How to organise your travel expenses better
One of the most important disciplines required for work travel is knowing how to manage your expenses. From incidentals such as cups of coffee, to larger costs such as client lunches and transportation - every penny, cent and dine adds up.
The only want to stay on top of your outgoings is to use travel and expense policy best practices.
If you’ve been in the industry for some time, you may be familiar with some of these, otherwise here’s a few insightful tips to note.
Know your Corporate Travel Policy
First thing’s first, it’s important to review your company’s travel policy guidelines. Every business will have their own set of rules and processes which are important to be aware of. This may include preferred suppliers, per diems, or capped costs to consider.
There may also be guidelines around expense due dates and payment timings, useful to know for staying on track.
When the Company Pays
Although it’s standard practice for most companies to have travel and expense policy best practices outlined in a corporate travel policy, not all do. If this is the case, ask colleagues if there’s a process or corporate account for taxis, hotels and transport.
Most companies will have either a travel agent or self-service portal for hotel bookings and flights. Some will have a corporate account for taxi bookings and executive cars.
Booking through these methods means your company picks up the cost and not you. It’s a useful way to reduce the amount of expenses you incur and therefore need to claim.
There might also be a company ‘float’ which is ad-hoc cash for incidentals. This could be for parking tickets or booking a courier or even getting a team lunch. Although you will still need to retain your receipt for the claim, it isn’t at least coming from your pocket.

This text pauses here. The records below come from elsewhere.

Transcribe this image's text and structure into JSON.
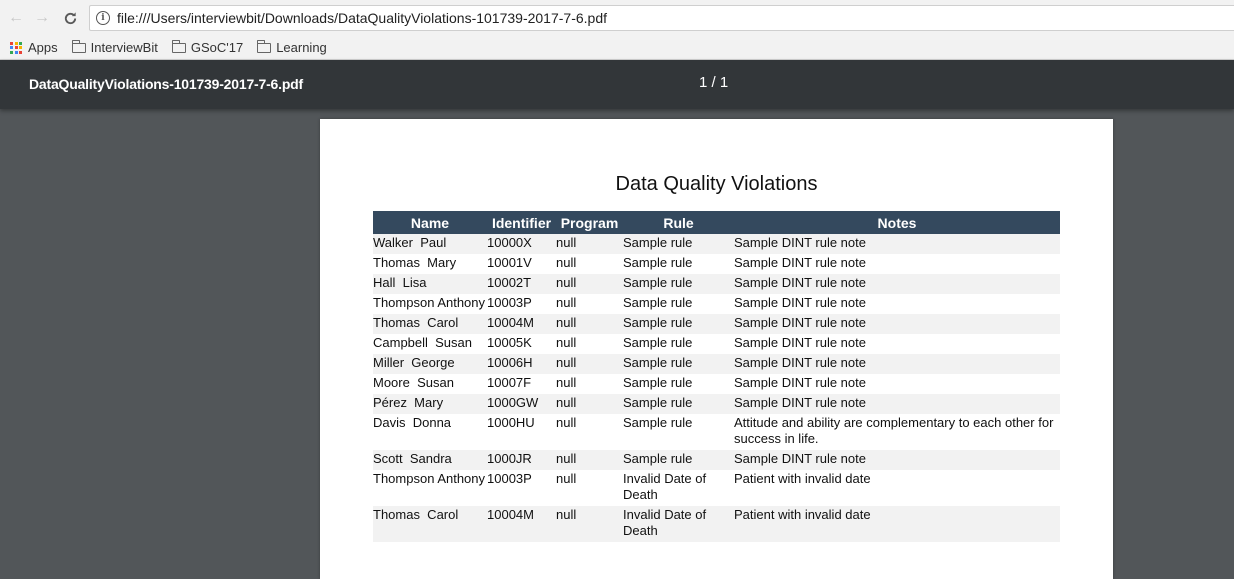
{
  "browser": {
    "url": "file:///Users/interviewbit/Downloads/DataQualityViolations-101739-2017-7-6.pdf",
    "bookmarks": [
      {
        "label": "Apps",
        "icon": "apps-grid-icon"
      },
      {
        "label": "InterviewBit",
        "icon": "folder-icon"
      },
      {
        "label": "GSoC'17",
        "icon": "folder-icon"
      },
      {
        "label": "Learning",
        "icon": "folder-icon"
      }
    ]
  },
  "viewer": {
    "filename": "DataQualityViolations-101739-2017-7-6.pdf",
    "page_indicator": "1 / 1"
  },
  "document": {
    "title": "Data Quality Violations",
    "columns": [
      "Name",
      "Identifier",
      "Program",
      "Rule",
      "Notes"
    ],
    "rows": [
      [
        "Walker  Paul",
        "10000X",
        "null",
        "Sample rule",
        "Sample DINT rule note"
      ],
      [
        "Thomas  Mary",
        "10001V",
        "null",
        "Sample rule",
        "Sample DINT rule note"
      ],
      [
        "Hall  Lisa",
        "10002T",
        "null",
        "Sample rule",
        "Sample DINT rule note"
      ],
      [
        "Thompson Anthony",
        "10003P",
        "null",
        "Sample rule",
        "Sample DINT rule note"
      ],
      [
        "Thomas  Carol",
        "10004M",
        "null",
        "Sample rule",
        "Sample DINT rule note"
      ],
      [
        "Campbell  Susan",
        "10005K",
        "null",
        "Sample rule",
        "Sample DINT rule note"
      ],
      [
        "Miller  George",
        "10006H",
        "null",
        "Sample rule",
        "Sample DINT rule note"
      ],
      [
        "Moore  Susan",
        "10007F",
        "null",
        "Sample rule",
        "Sample DINT rule note"
      ],
      [
        "Pérez  Mary",
        "1000GW",
        "null",
        "Sample rule",
        "Sample DINT rule note"
      ],
      [
        "Davis  Donna",
        "1000HU",
        "null",
        "Sample rule",
        "Attitude and ability are complementary to each other for success in life."
      ],
      [
        "Scott  Sandra",
        "1000JR",
        "null",
        "Sample rule",
        "Sample DINT rule note"
      ],
      [
        "Thompson Anthony",
        "10003P",
        "null",
        "Invalid Date of Death",
        "Patient with invalid date"
      ],
      [
        "Thomas  Carol",
        "10004M",
        "null",
        "Invalid Date of Death",
        "Patient with invalid date"
      ]
    ]
  },
  "colors": {
    "viewer_header": "#323639",
    "viewer_background": "#525659",
    "table_header": "#34495e",
    "row_stripe": "#f2f2f2"
  }
}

Some travel and expense policy best practices offer employees a corporate credit card. This can take some of the challenges out of business travel. However, you will still need to submit receipts against your bill, so it’s important to have a system in place.
If you don’t have access to a company account, you may wish to open a separate bank account (or take out a credit card), specifically for work purposes. Just remember to pay the balance in full every month so you don’t incur charges. Some people find this a good way to separate costs and keep track of spending.
Seasoned business travellers will know the benefits of a dedicated travel wallet for expenses. This requires some organisation and due diligence, but is an easy habit to get in to.
Accordingly, all claimable receipts should be saved in your wallet and audited weekly or monthly. You may wish to go even one step further and label them for ease, this will help identify costs when you go to claim against them.
Another useful travel and expense policy best practice is to find a routine for expenses. Rarely will a company be grateful that you’ve let them pile up, some may even refuse to pay late submissions. One way around this is to dedicate a day every month, perhaps the last Friday in the calendar, to go through receipts for submission. Granted, administration isn’t the most exciting task, but it’s important practice for good business management.
Keep a Mileage Log
If you find yourself driving a lot for work, then a mileage log will help you maintain a record for claiming back fuel and possibly wear and tear. Use your smartphone to take a snapshot of your mileage at the start and end of each trip. When it comes to claiming back, use a mileage calculator such as the AA (or your company’s preferred source) to calculate costs.
Use your PA
If you’re in the privileged position of having a personal assistant, they may be able to take on general administrative tasks. One of these include managing personal expenses. They should also know their way around the company travel and expense policy best practices, allowing them submit claims on your behalf.
…Or Use Software
There’s an App for everything these days, business expenses included. Indeed, the digitalisation of expenses is the future.
Predominantly used for accounting, Quickbooks is one of the more popular systems, which your company may already have access to. If not, there’s a monthly fee starting from £6 a month.
Mint is another great resource, which can also be downloaded as an App. This free money management tool can also keep an eye on spending habits especially expenses.
There’s many other apps and software that also allow you to take photos of receipts for instant digital submission. If you’re time-poor, it’s a great tool to invest in and all you need is a smartphone.